Professional Malpractice Frequently Asked Questions
At Smith & Doran, P.C., we represent people who have been damaged, personally and/or professionally, by licensed professionals who acted negligently in performing their duties. For more information about professional malpractice in New Jersey, consult the frequently asked questions below. To talk to a lawyer about your specific concern, contact our office in Morristown.
What is professional malpractice?
Professional malpractice refers to negligence or misconduct by a professional person. The failure to meet a standard of care that is recognized by a profession reaches the level of malpractice when a client is injured or damaged because of error. Acts of professional malpractice may include misrepresentation, misappropriation of funds, failure to communicate offers, conflict of interest, failure to meet court deadlines, and incompetence.
What do you have to prove in a professional malpractice case?
In a professional malpractice case, you must show that the licensed professional harmed you by failing to meet the appropriate standard of care in your community. We do this by proving (1) you were a client of the professional; (2) the professional acted negligently based on the level of care, skill, and diligence commonly exercised by other members of the profession; (3) you were harmed financially; and (4) the professional’s negligence was the direct cause of that harm.
Who can be held liable for professional malpractice?
Any licensed professional can be held liable for professional malpractice, including lawyers, insurance agents, architects, and accountants.

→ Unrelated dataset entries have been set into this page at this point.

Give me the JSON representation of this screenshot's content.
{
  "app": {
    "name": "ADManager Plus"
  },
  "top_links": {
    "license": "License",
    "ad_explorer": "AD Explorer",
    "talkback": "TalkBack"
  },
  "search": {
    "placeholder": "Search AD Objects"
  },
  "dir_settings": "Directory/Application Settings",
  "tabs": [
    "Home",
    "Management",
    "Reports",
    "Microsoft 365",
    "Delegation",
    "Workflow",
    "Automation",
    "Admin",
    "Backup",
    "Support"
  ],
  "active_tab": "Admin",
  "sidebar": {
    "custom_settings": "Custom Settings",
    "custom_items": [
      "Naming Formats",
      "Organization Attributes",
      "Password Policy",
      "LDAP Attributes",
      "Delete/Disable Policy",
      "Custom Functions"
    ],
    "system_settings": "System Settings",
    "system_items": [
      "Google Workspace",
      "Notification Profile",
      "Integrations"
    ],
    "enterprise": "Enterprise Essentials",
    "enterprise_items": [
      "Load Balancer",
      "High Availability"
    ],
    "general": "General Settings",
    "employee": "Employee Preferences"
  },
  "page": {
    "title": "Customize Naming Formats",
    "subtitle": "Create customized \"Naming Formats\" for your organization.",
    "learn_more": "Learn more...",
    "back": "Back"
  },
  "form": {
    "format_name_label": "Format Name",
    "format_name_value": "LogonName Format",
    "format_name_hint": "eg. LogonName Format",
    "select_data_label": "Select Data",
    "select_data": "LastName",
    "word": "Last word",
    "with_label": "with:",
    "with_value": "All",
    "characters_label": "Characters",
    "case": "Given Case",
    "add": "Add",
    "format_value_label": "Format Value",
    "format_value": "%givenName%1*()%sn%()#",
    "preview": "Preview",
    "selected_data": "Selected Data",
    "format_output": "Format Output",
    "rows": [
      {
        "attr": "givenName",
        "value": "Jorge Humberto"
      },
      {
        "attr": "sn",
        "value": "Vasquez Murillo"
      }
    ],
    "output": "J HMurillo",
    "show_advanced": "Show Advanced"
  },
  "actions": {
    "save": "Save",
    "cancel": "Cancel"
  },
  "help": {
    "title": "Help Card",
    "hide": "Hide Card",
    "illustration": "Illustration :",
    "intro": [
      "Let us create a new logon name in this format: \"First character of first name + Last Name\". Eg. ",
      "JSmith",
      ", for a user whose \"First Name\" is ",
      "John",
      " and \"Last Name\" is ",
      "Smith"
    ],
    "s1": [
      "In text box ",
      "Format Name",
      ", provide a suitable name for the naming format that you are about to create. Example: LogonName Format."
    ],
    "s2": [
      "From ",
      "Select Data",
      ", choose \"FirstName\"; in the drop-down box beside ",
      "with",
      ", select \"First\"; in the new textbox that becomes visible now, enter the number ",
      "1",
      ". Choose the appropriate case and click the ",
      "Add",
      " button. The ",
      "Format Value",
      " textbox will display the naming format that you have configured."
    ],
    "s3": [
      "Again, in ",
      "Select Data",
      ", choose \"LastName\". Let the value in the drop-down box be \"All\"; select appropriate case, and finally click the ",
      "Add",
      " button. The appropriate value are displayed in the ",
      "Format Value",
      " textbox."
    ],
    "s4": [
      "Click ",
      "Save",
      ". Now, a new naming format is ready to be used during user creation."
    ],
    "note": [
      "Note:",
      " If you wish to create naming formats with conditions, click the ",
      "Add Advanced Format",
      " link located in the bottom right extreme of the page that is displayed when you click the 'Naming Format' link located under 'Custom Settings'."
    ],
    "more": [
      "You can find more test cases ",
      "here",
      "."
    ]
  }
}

An expert witness licensed to practice in the same field can provide testimony explaining the standard of care for that profession in your community—and how the defendant failed to meet it.
What constitutes legal malpractice?
A lawyer has the duty to act with honesty, good faith, fairness, integrity, and fidelity. He or she must also possess the legal skill and knowledge that is ordinarily possessed by a member of the legal profession practicing in a given area of law. Lawyers who give improper advice, improperly prepare documents, fail to file documents, or make a faulty analysis may be charged with malpractice.
There may also be negligence in the handling of the attorney-client relationship, such as when an attorney fails to properly communicate with his or her client. In other cases, an attorney may have handled client funds inappropriately.
As lawyers, we understand our responsibilities to those who place their trust in us. When another lawyer fails to conform to standards of conduct recognized by the profession, we will work to hold him or her accountable.